__TASK DESCRIPTION__
The records below must be duplicated exactly, character for character.

Dataset rows describing interfaces:

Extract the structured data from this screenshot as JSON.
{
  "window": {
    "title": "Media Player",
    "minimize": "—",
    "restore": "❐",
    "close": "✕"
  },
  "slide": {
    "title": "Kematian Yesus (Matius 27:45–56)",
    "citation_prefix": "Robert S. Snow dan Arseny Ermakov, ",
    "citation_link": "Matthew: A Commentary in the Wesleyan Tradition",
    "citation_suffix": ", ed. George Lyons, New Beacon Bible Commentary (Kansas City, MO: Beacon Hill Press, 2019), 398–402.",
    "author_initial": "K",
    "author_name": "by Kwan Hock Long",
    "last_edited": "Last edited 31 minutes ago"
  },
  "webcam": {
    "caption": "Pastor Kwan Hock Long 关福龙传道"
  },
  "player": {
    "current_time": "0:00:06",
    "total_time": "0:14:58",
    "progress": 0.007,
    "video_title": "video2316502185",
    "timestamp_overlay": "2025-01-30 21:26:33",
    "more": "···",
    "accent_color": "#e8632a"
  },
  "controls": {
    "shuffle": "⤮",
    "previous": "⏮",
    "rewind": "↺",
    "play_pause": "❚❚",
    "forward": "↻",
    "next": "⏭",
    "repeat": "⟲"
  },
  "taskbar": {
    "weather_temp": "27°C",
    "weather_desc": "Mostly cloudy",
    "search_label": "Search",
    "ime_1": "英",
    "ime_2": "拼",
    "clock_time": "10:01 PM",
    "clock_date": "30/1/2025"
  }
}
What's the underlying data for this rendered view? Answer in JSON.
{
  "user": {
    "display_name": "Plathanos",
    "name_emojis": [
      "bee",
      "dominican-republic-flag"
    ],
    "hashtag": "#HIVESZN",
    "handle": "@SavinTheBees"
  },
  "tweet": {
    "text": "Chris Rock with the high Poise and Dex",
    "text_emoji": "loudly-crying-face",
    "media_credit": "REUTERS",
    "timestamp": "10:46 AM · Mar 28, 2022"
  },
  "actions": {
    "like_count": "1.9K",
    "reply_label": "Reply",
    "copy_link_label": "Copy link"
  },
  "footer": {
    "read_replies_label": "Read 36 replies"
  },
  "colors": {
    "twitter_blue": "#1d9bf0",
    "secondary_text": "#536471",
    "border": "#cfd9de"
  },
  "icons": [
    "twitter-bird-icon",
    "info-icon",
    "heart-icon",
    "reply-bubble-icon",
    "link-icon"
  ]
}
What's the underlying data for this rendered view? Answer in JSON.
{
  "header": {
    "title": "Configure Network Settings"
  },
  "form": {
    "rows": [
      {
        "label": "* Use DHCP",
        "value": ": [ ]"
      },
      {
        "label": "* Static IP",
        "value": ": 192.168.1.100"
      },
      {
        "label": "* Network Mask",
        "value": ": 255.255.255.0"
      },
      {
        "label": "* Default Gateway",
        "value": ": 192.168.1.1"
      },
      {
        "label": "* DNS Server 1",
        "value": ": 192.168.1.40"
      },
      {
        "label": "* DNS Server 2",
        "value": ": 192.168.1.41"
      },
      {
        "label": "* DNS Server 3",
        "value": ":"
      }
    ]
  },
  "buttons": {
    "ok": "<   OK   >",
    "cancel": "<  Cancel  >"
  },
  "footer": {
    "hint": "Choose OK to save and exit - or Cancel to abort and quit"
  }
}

__REPLY TO THE EXERCISE__
Extract the structured data from this screenshot as JSON.
{
  "window": {
    "title": "Media Player",
    "minimize": "—",
    "restore": "❐",
    "close": "✕"
  },
  "slide": {
    "title": "Kematian Yesus (Matius 27:45–56)",
    "citation_prefix": "Robert S. Snow dan Arseny Ermakov, ",
    "citation_link": "Matthew: A Commentary in the Wesleyan Tradition",
    "citation_suffix": ", ed. George Lyons, New Beacon Bible Commentary (Kansas City, MO: Beacon Hill Press, 2019), 398–402.",
    "author_initial": "K",
    "author_name": "by Kwan Hock Long",
    "last_edited": "Last edited 31 minutes ago"
  },
  "webcam": {
    "caption": "Pastor Kwan Hock Long 关福龙传道"
  },
  "player": {
    "current_time": "0:00:06",
    "total_time": "0:14:58",
    "progress": 0.007,
    "video_title": "video2316502185",
    "timestamp_overlay": "2025-01-30 21:26:33",
    "more": "···",
    "accent_color": "#e8632a"
  },
  "controls": {
    "shuffle": "⤮",
    "previous": "⏮",
    "rewind": "↺",
    "play_pause": "❚❚",
    "forward": "↻",
    "next": "⏭",
    "repeat": "⟲"
  },
  "taskbar": {
    "weather_temp": "27°C",
    "weather_desc": "Mostly cloudy",
    "search_label": "Search",
    "ime_1": "英",
    "ime_2": "拼",
    "clock_time": "10:01 PM",
    "clock_date": "30/1/2025"
  }
}
What's the underlying data for this rendered view? Answer in JSON.
{
  "user": {
    "display_name": "Plathanos",
    "name_emojis": [
      "bee",
      "dominican-republic-flag"
    ],
    "hashtag": "#HIVESZN",
    "handle": "@SavinTheBees"
  },
  "tweet": {
    "text": "Chris Rock with the high Poise and Dex",
    "text_emoji": "loudly-crying-face",
    "media_credit": "REUTERS",
    "timestamp": "10:46 AM · Mar 28, 2022"
  },
  "actions": {
    "like_count": "1.9K",
    "reply_label": "Reply",
    "copy_link_label": "Copy link"
  },
  "footer": {
    "read_replies_label": "Read 36 replies"
  },
  "colors": {
    "twitter_blue": "#1d9bf0",
    "secondary_text": "#536471",
    "border": "#cfd9de"
  },
  "icons": [
    "twitter-bird-icon",
    "info-icon",
    "heart-icon",
    "reply-bubble-icon",
    "link-icon"
  ]
}
What's the underlying data for this rendered view? Answer in JSON.
{
  "header": {
    "title": "Configure Network Settings"
  },
  "form": {
    "rows": [
      {
        "label": "* Use DHCP",
        "value": ": [ ]"
      },
      {
        "label": "* Static IP",
        "value": ": 192.168.1.100"
      },
      {
        "label": "* Network Mask",
        "value": ": 255.255.255.0"
      },
      {
        "label": "* Default Gateway",
        "value": ": 192.168.1.1"
      },
      {
        "label": "* DNS Server 1",
        "value": ": 192.168.1.40"
      },
      {
        "label": "* DNS Server 2",
        "value": ": 192.168.1.41"
      },
      {
        "label": "* DNS Server 3",
        "value": ":"
      }
    ]
  },
  "buttons": {
    "ok": "<   OK   >",
    "cancel": "<  Cancel  >"
  },
  "footer": {
    "hint": "Choose OK to save and exit - or Cancel to abort and quit"
  }
}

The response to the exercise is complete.